Material supplied:
^^^^

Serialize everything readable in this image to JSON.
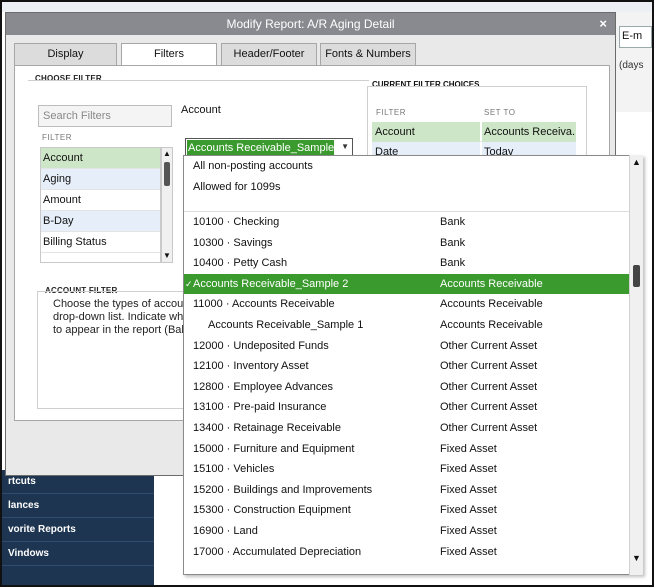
{
  "background": {
    "email_button": "E-m",
    "days_text": "(days",
    "sidebar": [
      "rtcuts",
      "lances",
      "vorite Reports",
      "Vindows"
    ]
  },
  "dialog": {
    "title": "Modify Report: A/R Aging Detail",
    "close": "×",
    "tabs": [
      "Display",
      "Filters",
      "Header/Footer",
      "Fonts & Numbers"
    ],
    "choose_filter_label": "CHOOSE FILTER",
    "search_placeholder": "Search Filters",
    "filter_column_header": "FILTER",
    "filters": [
      "Account",
      "Aging",
      "Amount",
      "B-Day",
      "Billing Status"
    ],
    "account_label": "Account",
    "account_selected": "Accounts Receivable_Sample 2",
    "account_filter_label": "ACCOUNT FILTER",
    "account_filter_description": "Choose the types of accoun drop-down list. Indicate whe to appear in the report (Bala",
    "current_filter_label": "CURRENT FILTER CHOICES",
    "current_filter_headers": [
      "FILTER",
      "SET TO"
    ],
    "current_filters": [
      {
        "filter": "Account",
        "set_to": "Accounts Receiva..."
      },
      {
        "filter": "Date",
        "set_to": "Today"
      }
    ]
  },
  "dropdown": {
    "top_items": [
      "All non-posting accounts",
      "Allowed for 1099s"
    ],
    "accounts": [
      {
        "name": "10100 · Checking",
        "type": "Bank"
      },
      {
        "name": "10300 · Savings",
        "type": "Bank"
      },
      {
        "name": "10400 · Petty Cash",
        "type": "Bank"
      },
      {
        "name": "Accounts Receivable_Sample 2",
        "type": "Accounts Receivable"
      },
      {
        "name": "11000 · Accounts Receivable",
        "type": "Accounts Receivable"
      },
      {
        "name": "Accounts Receivable_Sample 1",
        "type": "Accounts Receivable"
      },
      {
        "name": "12000 · Undeposited Funds",
        "type": "Other Current Asset"
      },
      {
        "name": "12100 · Inventory Asset",
        "type": "Other Current Asset"
      },
      {
        "name": "12800 · Employee Advances",
        "type": "Other Current Asset"
      },
      {
        "name": "13100 · Pre-paid Insurance",
        "type": "Other Current Asset"
      },
      {
        "name": "13400 · Retainage Receivable",
        "type": "Other Current Asset"
      },
      {
        "name": "15000 · Furniture and Equipment",
        "type": "Fixed Asset"
      },
      {
        "name": "15100 · Vehicles",
        "type": "Fixed Asset"
      },
      {
        "name": "15200 · Buildings and Improvements",
        "type": "Fixed Asset"
      },
      {
        "name": "15300 · Construction Equipment",
        "type": "Fixed Asset"
      },
      {
        "name": "16900 · Land",
        "type": "Fixed Asset"
      },
      {
        "name": "17000 · Accumulated Depreciation",
        "type": "Fixed Asset"
      }
    ],
    "selected_index": 3,
    "check_mark": "✓"
  },
  "colors": {
    "selection_green": "#3a9a2e",
    "light_green": "#cde6c7",
    "sidebar_navy": "#1d3550"
  }
}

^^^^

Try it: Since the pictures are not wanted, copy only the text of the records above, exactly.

Answer space:
Serialize everything readable in this image to JSON.
{
  "background": {
    "email_button": "E-m",
    "days_text": "(days",
    "sidebar": [
      "rtcuts",
      "lances",
      "vorite Reports",
      "Vindows"
    ]
  },
  "dialog": {
    "title": "Modify Report: A/R Aging Detail",
    "close": "×",
    "tabs": [
      "Display",
      "Filters",
      "Header/Footer",
      "Fonts & Numbers"
    ],
    "choose_filter_label": "CHOOSE FILTER",
    "search_placeholder": "Search Filters",
    "filter_column_header": "FILTER",
    "filters": [
      "Account",
      "Aging",
      "Amount",
      "B-Day",
      "Billing Status"
    ],
    "account_label": "Account",
    "account_selected": "Accounts Receivable_Sample 2",
    "account_filter_label": "ACCOUNT FILTER",
    "account_filter_description": "Choose the types of accoun drop-down list. Indicate whe to appear in the report (Bala",
    "current_filter_label": "CURRENT FILTER CHOICES",
    "current_filter_headers": [
      "FILTER",
      "SET TO"
    ],
    "current_filters": [
      {
        "filter": "Account",
        "set_to": "Accounts Receiva..."
      },
      {
        "filter": "Date",
        "set_to": "Today"
      }
    ]
  },
  "dropdown": {
    "top_items": [
      "All non-posting accounts",
      "Allowed for 1099s"
    ],
    "accounts": [
      {
        "name": "10100 · Checking",
        "type": "Bank"
      },
      {
        "name": "10300 · Savings",
        "type": "Bank"
      },
      {
        "name": "10400 · Petty Cash",
        "type": "Bank"
      },
      {
        "name": "Accounts Receivable_Sample 2",
        "type": "Accounts Receivable"
      },
      {
        "name": "11000 · Accounts Receivable",
        "type": "Accounts Receivable"
      },
      {
        "name": "Accounts Receivable_Sample 1",
        "type": "Accounts Receivable"
      },
      {
        "name": "12000 · Undeposited Funds",
        "type": "Other Current Asset"
      },
      {
        "name": "12100 · Inventory Asset",
        "type": "Other Current Asset"
      },
      {
        "name": "12800 · Employee Advances",
        "type": "Other Current Asset"
      },
      {
        "name": "13100 · Pre-paid Insurance",
        "type": "Other Current Asset"
      },
      {
        "name": "13400 · Retainage Receivable",
        "type": "Other Current Asset"
      },
      {
        "name": "15000 · Furniture and Equipment",
        "type": "Fixed Asset"
      },
      {
        "name": "15100 · Vehicles",
        "type": "Fixed Asset"
      },
      {
        "name": "15200 · Buildings and Improvements",
        "type": "Fixed Asset"
      },
      {
        "name": "15300 · Construction Equipment",
        "type": "Fixed Asset"
      },
      {
        "name": "16900 · Land",
        "type": "Fixed Asset"
      },
      {
        "name": "17000 · Accumulated Depreciation",
        "type": "Fixed Asset"
      }
    ],
    "selected_index": 3,
    "check_mark": "✓"
  },
  "colors": {
    "selection_green": "#3a9a2e",
    "light_green": "#cde6c7",
    "sidebar_navy": "#1d3550"
  }
}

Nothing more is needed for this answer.